• _About this task_
Search the records below for "assets" and copy every line it turns up in.

- - - - -

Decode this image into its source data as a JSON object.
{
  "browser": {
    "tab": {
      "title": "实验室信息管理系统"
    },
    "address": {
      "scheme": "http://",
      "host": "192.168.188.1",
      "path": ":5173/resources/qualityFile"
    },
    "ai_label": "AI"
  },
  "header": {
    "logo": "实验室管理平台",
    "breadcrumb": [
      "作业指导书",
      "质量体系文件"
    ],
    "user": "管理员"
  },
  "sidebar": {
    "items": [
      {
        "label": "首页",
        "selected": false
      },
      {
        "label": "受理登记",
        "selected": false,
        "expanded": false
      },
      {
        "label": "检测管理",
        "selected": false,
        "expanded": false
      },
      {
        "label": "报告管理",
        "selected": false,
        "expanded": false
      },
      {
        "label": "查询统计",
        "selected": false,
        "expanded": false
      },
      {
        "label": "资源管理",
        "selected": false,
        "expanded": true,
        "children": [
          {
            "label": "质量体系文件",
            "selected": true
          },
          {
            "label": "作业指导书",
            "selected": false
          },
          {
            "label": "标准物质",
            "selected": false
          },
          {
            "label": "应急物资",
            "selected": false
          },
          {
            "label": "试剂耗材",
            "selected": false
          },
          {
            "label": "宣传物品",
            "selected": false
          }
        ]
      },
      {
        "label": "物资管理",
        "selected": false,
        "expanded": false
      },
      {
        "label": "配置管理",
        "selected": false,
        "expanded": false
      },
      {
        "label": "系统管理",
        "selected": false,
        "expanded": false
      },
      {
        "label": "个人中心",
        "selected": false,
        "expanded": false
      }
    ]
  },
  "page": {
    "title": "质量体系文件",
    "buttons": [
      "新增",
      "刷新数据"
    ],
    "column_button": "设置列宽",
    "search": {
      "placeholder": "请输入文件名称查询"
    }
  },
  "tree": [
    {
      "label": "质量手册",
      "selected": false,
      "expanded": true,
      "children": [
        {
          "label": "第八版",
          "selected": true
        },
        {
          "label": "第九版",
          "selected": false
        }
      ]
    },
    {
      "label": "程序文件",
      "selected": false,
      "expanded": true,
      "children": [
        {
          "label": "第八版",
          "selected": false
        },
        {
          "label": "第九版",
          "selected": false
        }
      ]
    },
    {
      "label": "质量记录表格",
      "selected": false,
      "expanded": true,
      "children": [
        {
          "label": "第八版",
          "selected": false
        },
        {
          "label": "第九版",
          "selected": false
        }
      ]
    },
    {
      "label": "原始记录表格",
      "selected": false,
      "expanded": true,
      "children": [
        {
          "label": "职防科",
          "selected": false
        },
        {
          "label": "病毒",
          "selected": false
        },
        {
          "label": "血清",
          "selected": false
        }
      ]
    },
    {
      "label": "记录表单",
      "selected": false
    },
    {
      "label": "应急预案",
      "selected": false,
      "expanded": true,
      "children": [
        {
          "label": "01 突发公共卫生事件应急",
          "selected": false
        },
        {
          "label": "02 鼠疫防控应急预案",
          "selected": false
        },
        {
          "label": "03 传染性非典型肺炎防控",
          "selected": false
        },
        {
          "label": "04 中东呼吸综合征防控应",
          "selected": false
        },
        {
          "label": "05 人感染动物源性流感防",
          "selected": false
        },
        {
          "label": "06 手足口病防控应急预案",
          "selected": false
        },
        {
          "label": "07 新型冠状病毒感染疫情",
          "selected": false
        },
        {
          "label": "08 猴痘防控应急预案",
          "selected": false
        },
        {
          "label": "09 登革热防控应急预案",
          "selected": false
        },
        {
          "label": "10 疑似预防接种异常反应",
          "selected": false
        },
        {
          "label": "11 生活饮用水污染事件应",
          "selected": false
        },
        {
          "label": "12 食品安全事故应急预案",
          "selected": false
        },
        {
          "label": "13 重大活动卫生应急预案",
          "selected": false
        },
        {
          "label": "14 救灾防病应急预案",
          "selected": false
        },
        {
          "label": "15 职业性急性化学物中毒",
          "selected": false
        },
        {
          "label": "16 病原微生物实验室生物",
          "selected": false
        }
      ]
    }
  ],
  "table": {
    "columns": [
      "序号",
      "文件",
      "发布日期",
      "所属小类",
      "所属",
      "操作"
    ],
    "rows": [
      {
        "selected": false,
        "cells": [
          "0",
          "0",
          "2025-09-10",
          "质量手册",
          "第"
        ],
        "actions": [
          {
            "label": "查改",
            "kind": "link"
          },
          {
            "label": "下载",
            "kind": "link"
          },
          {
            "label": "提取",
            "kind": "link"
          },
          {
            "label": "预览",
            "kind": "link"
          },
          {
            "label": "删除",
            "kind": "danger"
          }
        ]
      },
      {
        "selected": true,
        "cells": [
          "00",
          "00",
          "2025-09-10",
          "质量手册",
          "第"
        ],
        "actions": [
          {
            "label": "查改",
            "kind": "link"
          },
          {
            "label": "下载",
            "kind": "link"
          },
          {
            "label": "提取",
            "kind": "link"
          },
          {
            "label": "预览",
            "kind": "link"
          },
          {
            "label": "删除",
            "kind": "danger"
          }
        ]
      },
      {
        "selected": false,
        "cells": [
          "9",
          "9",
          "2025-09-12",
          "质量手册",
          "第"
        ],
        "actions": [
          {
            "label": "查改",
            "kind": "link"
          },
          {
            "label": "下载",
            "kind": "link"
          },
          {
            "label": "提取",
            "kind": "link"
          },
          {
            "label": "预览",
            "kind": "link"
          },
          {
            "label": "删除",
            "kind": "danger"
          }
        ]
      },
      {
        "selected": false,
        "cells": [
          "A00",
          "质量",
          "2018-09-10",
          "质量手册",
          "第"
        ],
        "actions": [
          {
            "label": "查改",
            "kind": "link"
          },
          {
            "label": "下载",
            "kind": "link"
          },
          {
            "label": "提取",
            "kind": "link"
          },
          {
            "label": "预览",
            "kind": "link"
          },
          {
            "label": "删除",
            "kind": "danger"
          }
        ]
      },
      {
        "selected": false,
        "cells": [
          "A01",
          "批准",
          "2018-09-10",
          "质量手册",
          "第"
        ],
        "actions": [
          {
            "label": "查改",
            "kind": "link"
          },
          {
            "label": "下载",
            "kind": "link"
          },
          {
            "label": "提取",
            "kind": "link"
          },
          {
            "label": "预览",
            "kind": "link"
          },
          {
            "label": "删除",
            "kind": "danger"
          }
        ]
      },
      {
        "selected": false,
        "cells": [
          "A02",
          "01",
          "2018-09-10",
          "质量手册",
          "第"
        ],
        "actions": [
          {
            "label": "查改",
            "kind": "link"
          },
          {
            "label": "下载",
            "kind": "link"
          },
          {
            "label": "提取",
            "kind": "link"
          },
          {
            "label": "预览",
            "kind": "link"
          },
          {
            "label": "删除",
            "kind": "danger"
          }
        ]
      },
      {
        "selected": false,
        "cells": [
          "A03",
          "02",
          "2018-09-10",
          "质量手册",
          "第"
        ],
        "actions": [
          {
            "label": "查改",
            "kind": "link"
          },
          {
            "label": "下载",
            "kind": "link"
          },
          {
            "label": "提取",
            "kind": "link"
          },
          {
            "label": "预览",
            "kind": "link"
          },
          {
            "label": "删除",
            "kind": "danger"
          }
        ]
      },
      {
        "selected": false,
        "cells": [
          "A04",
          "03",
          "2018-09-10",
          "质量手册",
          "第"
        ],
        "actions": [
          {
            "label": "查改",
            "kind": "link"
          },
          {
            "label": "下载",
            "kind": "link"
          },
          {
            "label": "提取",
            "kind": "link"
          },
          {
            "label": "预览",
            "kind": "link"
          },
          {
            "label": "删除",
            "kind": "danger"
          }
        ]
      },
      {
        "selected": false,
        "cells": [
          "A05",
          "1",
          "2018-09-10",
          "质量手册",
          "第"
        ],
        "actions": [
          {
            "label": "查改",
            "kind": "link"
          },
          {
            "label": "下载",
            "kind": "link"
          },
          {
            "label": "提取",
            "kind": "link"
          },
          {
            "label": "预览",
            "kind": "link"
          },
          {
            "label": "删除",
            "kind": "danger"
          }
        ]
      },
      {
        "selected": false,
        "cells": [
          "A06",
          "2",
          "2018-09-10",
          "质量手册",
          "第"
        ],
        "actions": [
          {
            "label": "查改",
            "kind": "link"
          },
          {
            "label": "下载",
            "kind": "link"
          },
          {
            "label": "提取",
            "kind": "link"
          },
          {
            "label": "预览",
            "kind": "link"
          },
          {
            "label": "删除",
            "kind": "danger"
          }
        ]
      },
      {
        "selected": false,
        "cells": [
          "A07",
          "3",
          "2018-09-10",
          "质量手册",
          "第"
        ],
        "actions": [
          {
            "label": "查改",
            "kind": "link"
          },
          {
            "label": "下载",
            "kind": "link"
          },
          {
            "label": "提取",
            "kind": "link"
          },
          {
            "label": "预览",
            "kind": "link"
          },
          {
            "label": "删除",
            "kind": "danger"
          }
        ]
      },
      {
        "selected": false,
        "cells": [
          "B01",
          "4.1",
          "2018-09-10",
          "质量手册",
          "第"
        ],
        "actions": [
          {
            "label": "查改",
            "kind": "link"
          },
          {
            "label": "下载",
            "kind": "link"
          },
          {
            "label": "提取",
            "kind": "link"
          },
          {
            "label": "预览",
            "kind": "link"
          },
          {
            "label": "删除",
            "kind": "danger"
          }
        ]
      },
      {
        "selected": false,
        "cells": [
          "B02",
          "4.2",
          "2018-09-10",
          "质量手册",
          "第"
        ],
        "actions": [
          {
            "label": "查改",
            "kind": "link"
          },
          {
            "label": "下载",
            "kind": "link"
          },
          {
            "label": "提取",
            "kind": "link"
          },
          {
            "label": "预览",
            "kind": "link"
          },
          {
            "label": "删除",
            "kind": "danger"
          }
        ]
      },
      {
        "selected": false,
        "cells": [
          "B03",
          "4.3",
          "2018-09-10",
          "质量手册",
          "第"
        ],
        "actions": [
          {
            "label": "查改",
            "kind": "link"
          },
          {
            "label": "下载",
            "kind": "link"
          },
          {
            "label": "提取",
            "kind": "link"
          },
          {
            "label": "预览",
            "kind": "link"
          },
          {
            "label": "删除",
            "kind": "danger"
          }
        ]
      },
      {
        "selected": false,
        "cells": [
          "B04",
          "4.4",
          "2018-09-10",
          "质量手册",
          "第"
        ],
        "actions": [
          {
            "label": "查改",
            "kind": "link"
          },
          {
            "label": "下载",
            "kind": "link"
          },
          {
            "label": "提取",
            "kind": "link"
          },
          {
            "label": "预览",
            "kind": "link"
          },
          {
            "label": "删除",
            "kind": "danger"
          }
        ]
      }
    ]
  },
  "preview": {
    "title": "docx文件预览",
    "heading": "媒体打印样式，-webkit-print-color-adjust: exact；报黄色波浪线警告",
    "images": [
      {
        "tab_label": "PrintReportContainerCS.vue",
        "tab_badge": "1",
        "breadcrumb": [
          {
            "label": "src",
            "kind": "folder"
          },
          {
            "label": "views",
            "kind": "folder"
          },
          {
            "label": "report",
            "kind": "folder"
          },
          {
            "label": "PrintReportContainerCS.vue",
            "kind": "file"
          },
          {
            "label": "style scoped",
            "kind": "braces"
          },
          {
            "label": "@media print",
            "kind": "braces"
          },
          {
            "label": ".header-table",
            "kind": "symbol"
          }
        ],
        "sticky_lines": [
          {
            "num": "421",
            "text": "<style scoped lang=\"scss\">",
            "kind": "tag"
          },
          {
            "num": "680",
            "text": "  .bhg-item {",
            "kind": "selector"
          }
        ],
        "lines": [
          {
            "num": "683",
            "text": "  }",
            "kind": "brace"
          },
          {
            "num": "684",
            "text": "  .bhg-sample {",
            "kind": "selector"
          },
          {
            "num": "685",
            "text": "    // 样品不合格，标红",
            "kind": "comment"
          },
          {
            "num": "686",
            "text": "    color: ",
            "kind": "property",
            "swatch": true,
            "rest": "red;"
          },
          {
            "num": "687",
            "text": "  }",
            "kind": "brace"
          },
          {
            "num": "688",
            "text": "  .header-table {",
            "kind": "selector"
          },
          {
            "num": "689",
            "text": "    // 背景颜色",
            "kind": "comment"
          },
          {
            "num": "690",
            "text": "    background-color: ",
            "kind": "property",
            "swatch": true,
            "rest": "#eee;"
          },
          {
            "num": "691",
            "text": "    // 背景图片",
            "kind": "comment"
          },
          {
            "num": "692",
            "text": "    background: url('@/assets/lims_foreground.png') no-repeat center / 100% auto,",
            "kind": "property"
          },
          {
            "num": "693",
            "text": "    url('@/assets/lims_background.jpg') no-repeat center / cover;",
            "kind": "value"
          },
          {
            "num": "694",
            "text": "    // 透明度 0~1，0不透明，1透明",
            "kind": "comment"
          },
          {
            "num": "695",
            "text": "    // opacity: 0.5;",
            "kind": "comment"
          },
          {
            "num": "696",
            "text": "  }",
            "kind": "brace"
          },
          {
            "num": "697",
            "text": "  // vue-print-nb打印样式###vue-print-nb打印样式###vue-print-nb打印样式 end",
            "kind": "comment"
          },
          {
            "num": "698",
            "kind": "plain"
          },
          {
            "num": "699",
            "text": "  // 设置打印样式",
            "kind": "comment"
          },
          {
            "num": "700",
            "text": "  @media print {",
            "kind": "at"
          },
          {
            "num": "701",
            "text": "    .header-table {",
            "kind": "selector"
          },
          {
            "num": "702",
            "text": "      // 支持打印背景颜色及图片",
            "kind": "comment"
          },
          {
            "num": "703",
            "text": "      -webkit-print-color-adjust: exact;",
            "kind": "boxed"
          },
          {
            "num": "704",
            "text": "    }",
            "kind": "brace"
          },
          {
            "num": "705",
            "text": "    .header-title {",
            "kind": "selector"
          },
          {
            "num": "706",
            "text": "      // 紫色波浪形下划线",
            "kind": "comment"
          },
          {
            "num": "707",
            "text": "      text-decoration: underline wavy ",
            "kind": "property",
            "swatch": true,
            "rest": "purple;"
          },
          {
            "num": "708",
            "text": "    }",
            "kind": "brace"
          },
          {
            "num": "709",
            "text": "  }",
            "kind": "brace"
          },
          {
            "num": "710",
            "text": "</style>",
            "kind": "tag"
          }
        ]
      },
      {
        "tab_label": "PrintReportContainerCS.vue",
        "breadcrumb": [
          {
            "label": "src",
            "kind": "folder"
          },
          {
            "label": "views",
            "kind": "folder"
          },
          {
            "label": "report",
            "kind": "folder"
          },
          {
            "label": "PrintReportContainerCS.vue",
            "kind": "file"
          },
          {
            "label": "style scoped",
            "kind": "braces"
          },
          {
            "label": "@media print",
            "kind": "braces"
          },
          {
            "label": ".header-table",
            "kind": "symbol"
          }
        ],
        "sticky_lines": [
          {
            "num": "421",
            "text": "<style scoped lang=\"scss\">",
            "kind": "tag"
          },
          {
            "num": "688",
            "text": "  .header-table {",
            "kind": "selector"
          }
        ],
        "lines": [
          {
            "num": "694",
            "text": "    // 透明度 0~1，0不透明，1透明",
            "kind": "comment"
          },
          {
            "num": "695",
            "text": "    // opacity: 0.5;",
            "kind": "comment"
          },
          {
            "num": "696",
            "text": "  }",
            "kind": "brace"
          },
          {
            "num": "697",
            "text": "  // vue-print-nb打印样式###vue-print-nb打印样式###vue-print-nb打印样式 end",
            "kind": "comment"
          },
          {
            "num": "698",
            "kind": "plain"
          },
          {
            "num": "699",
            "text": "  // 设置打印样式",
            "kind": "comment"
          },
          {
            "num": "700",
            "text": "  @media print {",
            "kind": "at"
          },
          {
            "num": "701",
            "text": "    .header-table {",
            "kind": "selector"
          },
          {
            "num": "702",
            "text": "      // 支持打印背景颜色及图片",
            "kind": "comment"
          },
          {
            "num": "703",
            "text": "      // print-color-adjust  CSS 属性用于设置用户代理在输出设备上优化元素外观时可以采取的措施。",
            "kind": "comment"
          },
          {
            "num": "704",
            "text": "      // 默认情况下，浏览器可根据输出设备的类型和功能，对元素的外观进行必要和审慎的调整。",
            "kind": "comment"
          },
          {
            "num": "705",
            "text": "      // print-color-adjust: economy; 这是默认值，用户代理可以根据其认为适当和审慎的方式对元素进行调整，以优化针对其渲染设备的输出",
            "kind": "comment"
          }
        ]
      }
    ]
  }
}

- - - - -

• _Output of the exercise_
            "text": "    background: url('@/assets/lims_foreground.png') no-repeat center / 100% auto,",
            "text": "    url('@/assets/lims_background.jpg') no-repeat center / cover;",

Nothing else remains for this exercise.